Should you leave pasta in water after cooking?
Can you leave pasta in water after cooking? Don’t leave pasta in the water after it’s done cooking. If you made more noodles than you can eat, toss them with sauce for 2-3 minutes over medium heat in a frying pan. Put the pasta in a food container, letting it cool down with the lid open for about an hour.
Should you rinse pasta with cold water after cooking?
When to Rinse Cooked Pasta & Noodles
First, it stops the cooking process immediately. Rinsing in cold water brings the temperature of the pasta down, which you don’t want when eating it hot, but is OK in this instance since the pasta will be served cold. It also keeps the pasta loose for the salad.
Should you rinse pasta after cooking for pasta salad?
If you’re making a dish that will be served chilled or at room temp—think cold soba, rice noodles, pasta salad—you do want to rinse so that you get toothsome (sorry) individual strands rather than one big gummy clump. Certain types of noodles benefit from a rinse in almost all applications.
Are you supposed to rinse pasta before cooking?
There’s no need to rinse pasta noodles before or after cooking them. If you do so, you will wash away the starches. Instead, you want to dissolve these starches in the pasta water as the noodles boil, using them to thicken and season your pasta sauce.
Should you rinse lasagna noodles?
To keep lasagna from becoming watery when baking, it’s important to drain the noodles well. Here’s a good way to do that: Drain and rinse the cooked noodles in a colander. Take each noodle, shake off excess water and lay flat on pieces of waxed paper until most of the water has evaporated.
Should you rinse pasta macaroni and cheese?
Overall, you should not rinse your pasta for macaroni and cheese. Instead, it is recommended to leave the starches on the noodles made when boiling your pasta. This helps ensure that your sauce will adhere to your pasta. The only time you should really rinse your pasta is for cold pasta dishes such as pasta salad.
Should you add oil to pasta water?
Contrary to popular myth, adding oil into the water does not stop pasta sticking together. It will only make the pasta slippery which means your delicious sauce will not stick. Instead, add salt to the pasta water when it comes to the boil and before you add the pasta.
What is the best way to prevent the pasta from sticking?
How to prevent pasta noodles from sticking together
- Make sure your water is boiling before you add your noodles.
- Stir your pasta. A lot.
- DO NOT add oil to your pasta if you plan on eating it with sauce.
- Rinse your cooked pasta with water — but only if you’re not eating it right away.
Why is pasta rinsed in cold water after boiling?
Rinsing the pasta after cooking
Shocking pasta with cold water after it comes out of the pot will indeed stop the pasta from cooking more, but it will also rinse away all the delightful starch that helps sauce cling to noodles.
How long can cooked pasta sit?

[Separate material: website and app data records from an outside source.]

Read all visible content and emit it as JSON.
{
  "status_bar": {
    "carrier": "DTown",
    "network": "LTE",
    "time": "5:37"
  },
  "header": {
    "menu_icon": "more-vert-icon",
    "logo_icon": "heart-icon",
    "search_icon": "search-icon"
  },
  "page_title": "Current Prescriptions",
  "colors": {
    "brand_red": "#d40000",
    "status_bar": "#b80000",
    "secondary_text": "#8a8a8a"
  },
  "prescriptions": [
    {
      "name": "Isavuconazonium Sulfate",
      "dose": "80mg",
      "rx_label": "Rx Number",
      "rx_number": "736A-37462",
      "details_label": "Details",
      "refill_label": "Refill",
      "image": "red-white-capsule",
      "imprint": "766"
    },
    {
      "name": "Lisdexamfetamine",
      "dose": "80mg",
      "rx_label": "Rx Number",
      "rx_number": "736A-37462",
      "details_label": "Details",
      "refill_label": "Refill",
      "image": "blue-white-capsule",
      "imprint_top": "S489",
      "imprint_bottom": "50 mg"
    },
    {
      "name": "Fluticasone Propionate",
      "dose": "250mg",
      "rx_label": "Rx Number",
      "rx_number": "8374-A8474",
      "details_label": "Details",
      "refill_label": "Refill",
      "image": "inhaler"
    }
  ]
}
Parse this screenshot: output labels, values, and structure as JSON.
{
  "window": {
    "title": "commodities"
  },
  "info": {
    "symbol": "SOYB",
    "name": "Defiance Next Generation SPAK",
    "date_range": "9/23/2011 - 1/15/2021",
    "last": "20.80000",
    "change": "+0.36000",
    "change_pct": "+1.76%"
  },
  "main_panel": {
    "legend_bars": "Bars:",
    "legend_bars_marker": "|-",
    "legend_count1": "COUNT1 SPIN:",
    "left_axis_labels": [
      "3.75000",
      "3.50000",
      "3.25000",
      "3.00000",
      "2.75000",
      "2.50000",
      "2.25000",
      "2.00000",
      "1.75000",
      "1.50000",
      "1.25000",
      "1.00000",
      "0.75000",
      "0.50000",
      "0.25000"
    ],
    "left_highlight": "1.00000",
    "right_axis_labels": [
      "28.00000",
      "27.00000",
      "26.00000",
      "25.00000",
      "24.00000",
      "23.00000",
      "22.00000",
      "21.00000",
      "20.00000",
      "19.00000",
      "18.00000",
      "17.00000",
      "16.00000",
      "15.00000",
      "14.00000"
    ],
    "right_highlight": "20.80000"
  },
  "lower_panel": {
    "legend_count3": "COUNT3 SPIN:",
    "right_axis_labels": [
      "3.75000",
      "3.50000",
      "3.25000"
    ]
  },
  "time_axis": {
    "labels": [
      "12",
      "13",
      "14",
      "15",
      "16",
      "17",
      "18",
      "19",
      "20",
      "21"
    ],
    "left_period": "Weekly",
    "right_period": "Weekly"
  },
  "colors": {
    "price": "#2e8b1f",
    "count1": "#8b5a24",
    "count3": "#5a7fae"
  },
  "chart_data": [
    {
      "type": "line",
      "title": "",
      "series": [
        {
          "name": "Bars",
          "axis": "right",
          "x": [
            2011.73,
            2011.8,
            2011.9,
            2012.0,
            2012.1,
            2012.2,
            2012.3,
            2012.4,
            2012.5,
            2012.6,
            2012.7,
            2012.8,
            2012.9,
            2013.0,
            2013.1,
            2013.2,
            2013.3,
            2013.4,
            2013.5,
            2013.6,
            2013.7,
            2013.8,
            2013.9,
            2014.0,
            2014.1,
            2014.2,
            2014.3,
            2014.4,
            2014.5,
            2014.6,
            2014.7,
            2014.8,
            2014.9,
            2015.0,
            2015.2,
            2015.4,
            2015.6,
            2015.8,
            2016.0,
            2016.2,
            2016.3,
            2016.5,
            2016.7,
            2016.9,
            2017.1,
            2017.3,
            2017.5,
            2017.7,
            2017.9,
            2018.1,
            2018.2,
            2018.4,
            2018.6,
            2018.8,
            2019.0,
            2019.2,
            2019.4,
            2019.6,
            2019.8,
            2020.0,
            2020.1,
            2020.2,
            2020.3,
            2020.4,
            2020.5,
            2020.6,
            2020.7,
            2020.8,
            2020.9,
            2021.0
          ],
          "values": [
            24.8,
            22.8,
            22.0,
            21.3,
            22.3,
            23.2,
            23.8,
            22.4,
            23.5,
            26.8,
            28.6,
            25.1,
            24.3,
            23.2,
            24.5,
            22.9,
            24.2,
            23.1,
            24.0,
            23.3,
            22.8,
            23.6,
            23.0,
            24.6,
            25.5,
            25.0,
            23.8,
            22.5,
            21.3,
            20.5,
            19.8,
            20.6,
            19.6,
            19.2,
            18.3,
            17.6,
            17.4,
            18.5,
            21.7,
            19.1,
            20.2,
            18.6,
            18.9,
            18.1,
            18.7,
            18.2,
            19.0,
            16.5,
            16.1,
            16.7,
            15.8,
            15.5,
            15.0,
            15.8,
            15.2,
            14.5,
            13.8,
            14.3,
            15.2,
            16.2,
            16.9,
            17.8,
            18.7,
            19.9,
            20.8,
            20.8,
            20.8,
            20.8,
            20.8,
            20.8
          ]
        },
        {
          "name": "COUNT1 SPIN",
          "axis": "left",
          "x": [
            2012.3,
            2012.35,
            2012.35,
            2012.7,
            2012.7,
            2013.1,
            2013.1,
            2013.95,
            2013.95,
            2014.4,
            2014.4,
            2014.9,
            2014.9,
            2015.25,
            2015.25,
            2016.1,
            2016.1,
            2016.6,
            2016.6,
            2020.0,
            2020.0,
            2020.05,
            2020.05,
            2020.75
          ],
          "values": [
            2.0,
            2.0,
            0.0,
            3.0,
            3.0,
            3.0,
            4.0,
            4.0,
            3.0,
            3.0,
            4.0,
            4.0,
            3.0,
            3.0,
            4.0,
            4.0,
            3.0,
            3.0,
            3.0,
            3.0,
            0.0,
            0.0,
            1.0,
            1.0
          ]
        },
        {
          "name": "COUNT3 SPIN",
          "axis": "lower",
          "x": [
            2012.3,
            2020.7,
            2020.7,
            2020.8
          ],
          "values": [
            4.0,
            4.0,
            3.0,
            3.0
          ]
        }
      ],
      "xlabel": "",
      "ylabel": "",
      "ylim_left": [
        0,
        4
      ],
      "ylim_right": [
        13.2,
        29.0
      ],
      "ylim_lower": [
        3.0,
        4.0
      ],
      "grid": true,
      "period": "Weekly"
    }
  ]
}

The USDA doesn’t recommend leaving cooked foods out longer than two hours at room temperature, including any cooked pasta product, even without the sauce. The reason is that bacteria can multiply in temperatures between 40 to 140 degrees Fahrenheit, even doubling every 20 minutes.